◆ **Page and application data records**
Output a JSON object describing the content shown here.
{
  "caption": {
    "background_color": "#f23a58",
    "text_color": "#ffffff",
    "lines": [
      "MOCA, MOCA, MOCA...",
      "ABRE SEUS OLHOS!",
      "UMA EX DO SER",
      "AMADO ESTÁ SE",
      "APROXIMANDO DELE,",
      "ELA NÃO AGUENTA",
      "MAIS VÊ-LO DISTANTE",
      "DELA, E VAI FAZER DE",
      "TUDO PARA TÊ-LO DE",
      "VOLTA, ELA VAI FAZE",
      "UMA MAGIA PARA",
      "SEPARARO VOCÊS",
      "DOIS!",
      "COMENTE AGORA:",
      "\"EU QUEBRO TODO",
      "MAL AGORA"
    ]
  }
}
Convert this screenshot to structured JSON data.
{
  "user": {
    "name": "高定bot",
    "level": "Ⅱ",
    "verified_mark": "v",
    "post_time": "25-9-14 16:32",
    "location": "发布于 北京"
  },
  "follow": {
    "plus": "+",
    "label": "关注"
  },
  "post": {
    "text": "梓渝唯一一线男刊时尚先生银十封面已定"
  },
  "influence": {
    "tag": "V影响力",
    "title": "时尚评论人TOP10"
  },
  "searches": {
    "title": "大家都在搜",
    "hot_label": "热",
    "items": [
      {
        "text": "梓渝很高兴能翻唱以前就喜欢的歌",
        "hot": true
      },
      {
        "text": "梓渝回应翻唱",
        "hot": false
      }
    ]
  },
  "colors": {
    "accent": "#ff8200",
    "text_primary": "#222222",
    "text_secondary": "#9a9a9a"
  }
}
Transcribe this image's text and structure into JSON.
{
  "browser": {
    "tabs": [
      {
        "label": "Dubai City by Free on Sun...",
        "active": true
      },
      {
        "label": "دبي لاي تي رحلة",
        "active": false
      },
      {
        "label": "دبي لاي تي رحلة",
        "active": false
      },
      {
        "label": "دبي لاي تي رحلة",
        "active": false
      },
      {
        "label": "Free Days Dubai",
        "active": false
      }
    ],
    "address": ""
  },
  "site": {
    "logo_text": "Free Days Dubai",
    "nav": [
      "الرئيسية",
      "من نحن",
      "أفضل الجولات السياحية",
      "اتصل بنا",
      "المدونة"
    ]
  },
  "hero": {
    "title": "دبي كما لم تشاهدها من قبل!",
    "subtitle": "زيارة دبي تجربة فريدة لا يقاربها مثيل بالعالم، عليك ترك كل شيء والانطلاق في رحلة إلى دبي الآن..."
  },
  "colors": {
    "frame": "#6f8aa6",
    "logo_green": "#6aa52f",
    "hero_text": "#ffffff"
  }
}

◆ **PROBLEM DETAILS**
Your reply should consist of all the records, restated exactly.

◆ **ANSWER BOX**
Output a JSON object describing the content shown here.
{
  "caption": {
    "background_color": "#f23a58",
    "text_color": "#ffffff",
    "lines": [
      "MOCA, MOCA, MOCA...",
      "ABRE SEUS OLHOS!",
      "UMA EX DO SER",
      "AMADO ESTÁ SE",
      "APROXIMANDO DELE,",
      "ELA NÃO AGUENTA",
      "MAIS VÊ-LO DISTANTE",
      "DELA, E VAI FAZER DE",
      "TUDO PARA TÊ-LO DE",
      "VOLTA, ELA VAI FAZE",
      "UMA MAGIA PARA",
      "SEPARARO VOCÊS",
      "DOIS!",
      "COMENTE AGORA:",
      "\"EU QUEBRO TODO",
      "MAL AGORA"
    ]
  }
}
Convert this screenshot to structured JSON data.
{
  "user": {
    "name": "高定bot",
    "level": "Ⅱ",
    "verified_mark": "v",
    "post_time": "25-9-14 16:32",
    "location": "发布于 北京"
  },
  "follow": {
    "plus": "+",
    "label": "关注"
  },
  "post": {
    "text": "梓渝唯一一线男刊时尚先生银十封面已定"
  },
  "influence": {
    "tag": "V影响力",
    "title": "时尚评论人TOP10"
  },
  "searches": {
    "title": "大家都在搜",
    "hot_label": "热",
    "items": [
      {
        "text": "梓渝很高兴能翻唱以前就喜欢的歌",
        "hot": true
      },
      {
        "text": "梓渝回应翻唱",
        "hot": false
      }
    ]
  },
  "colors": {
    "accent": "#ff8200",
    "text_primary": "#222222",
    "text_secondary": "#9a9a9a"
  }
}
Transcribe this image's text and structure into JSON.
{
  "browser": {
    "tabs": [
      {
        "label": "Dubai City by Free on Sun...",
        "active": true
      },
      {
        "label": "دبي لاي تي رحلة",
        "active": false
      },
      {
        "label": "دبي لاي تي رحلة",
        "active": false
      },
      {
        "label": "دبي لاي تي رحلة",
        "active": false
      },
      {
        "label": "Free Days Dubai",
        "active": false
      }
    ],
    "address": ""
  },
  "site": {
    "logo_text": "Free Days Dubai",
    "nav": [
      "الرئيسية",
      "من نحن",
      "أفضل الجولات السياحية",
      "اتصل بنا",
      "المدونة"
    ]
  },
  "hero": {
    "title": "دبي كما لم تشاهدها من قبل!",
    "subtitle": "زيارة دبي تجربة فريدة لا يقاربها مثيل بالعالم، عليك ترك كل شيء والانطلاق في رحلة إلى دبي الآن..."
  },
  "colors": {
    "frame": "#6f8aa6",
    "logo_green": "#6aa52f",
    "hero_text": "#ffffff"
  }
}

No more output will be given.